Tip of the Day: Chocolate-covered espresso beans don't count as candy when eaten first thing in the morning; they're more like pills.
My Critique Partners (CPs) rock. They totally helped me get to where I am today in my journey. While I would've kept writing and working towards publication without them, I doubt I'd have an agent right now if they hadn't stuck with me for the past few years.
I know, I know, you all thought I was brilliant on my own. But alas, it takes time and gossip sessions -- I mean critique sessions! -- for me to reach my full writerly potential.
So in what ways have my CPs helped me get to where I am?
1. They provide me with deadlines. When I knew they were waiting for pages from me to critique, I had to send them something or I'd look like a slacker (and when I didn't know them that well at first, I really didn't want them to label me SLACKER!), so I was forced to crank out some new material on a regular basis to send to them.
2. Their own writing is fabulous, and I want to be as good as them. By critting their pages, I was subconsciously shamed into wanting to write something even better. Not a competition between us, but a personal challenge for myself.
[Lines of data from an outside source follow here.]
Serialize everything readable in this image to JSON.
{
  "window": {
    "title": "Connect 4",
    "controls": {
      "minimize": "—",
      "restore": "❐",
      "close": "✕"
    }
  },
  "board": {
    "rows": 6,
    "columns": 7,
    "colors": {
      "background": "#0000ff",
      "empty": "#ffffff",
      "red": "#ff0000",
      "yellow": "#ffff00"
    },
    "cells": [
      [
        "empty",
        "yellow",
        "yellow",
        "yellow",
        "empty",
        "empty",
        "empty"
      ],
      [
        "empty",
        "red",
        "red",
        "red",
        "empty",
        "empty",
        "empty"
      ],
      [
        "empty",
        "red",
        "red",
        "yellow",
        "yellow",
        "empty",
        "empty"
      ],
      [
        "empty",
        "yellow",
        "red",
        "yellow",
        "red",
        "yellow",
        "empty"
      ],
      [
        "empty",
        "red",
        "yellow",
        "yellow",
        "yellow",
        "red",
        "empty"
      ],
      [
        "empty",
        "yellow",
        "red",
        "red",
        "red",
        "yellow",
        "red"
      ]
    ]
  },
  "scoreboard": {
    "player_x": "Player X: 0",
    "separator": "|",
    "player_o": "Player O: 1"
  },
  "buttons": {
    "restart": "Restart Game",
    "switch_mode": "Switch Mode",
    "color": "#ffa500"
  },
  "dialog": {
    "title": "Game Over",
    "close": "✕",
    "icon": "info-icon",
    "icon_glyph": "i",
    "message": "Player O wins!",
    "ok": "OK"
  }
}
3. They give me excellent feedback and ideas. I never realized how questionable some of my scenes were until the fresh eyes of my CPs are on them, and brainstorming with them is worth more than I can say -- and is really fun, too!
4. Critting their work is a lesson on things to watch out for in my own writing. Like when I notice that Tina uses the word "smiles" 139 times her chapter 3, it immediately makes me notice my own overused words (I knew I had a problem with "just" when I found it 235 times in a 200 page manuscript....)
5. Their encouragement and praise is better than chocolate. At times when getting an agent seemed never ending, they kept telling me I had what it takes, and I love them for always believing in me.
6. My local in-person CPs are conveniently close for local writerly events. I know I'm blessed to have the talented Maureen and Kate close by -- without them I'd be going to the Teen Book Fest, Rochester Children's Book Festival, and Upstate NY SCBWI conferences all by myself. Not that there's anything wrong with that, but how much better is it to have another passionate kidlit writer around to share these experiences and boost my writing motivation?
7. My non-local CPs are good for different regional perspective. Like if I talk about Wegmans in my book, they'll be like "What's that?" because I forget that the grocery giant is only in a few states. Plus Em and Tina are a great excuse for a writing retreat road trip!
8. Talking with them keeps me in the writer form of mind. It's easy to lose focus, or to focus on the wrong parts of the writing process, so talking to others with the same goals is super helpful and motivating.
My CPs have made me a better, more focused, and driven a writer. When I signed with my agent, she said one of the reasons she wanted to rep me was my clear willingness to continually improve my craft, take critiques to heart, and keep on learning and striving for something better in my books and myself. It made me feel really good that she recognized that about me, and that my CPs all helped me learn and practice these very things.
If you are on the cusp of signing with an agent and just can't seem to break through, I highly recommend finding some positive but honest CPs. See what they suggest, talk stuff out with them, discuss the market for your book and what agents you should query, and keep going and writing and critting and revising. To find CPs, check out the amazing
Verla Kay chat board or join the SCBWI and log onto their discussion board.
Do you have CPs? Have they helped you on your writing journey?
Deena, Miss Recenlty Repped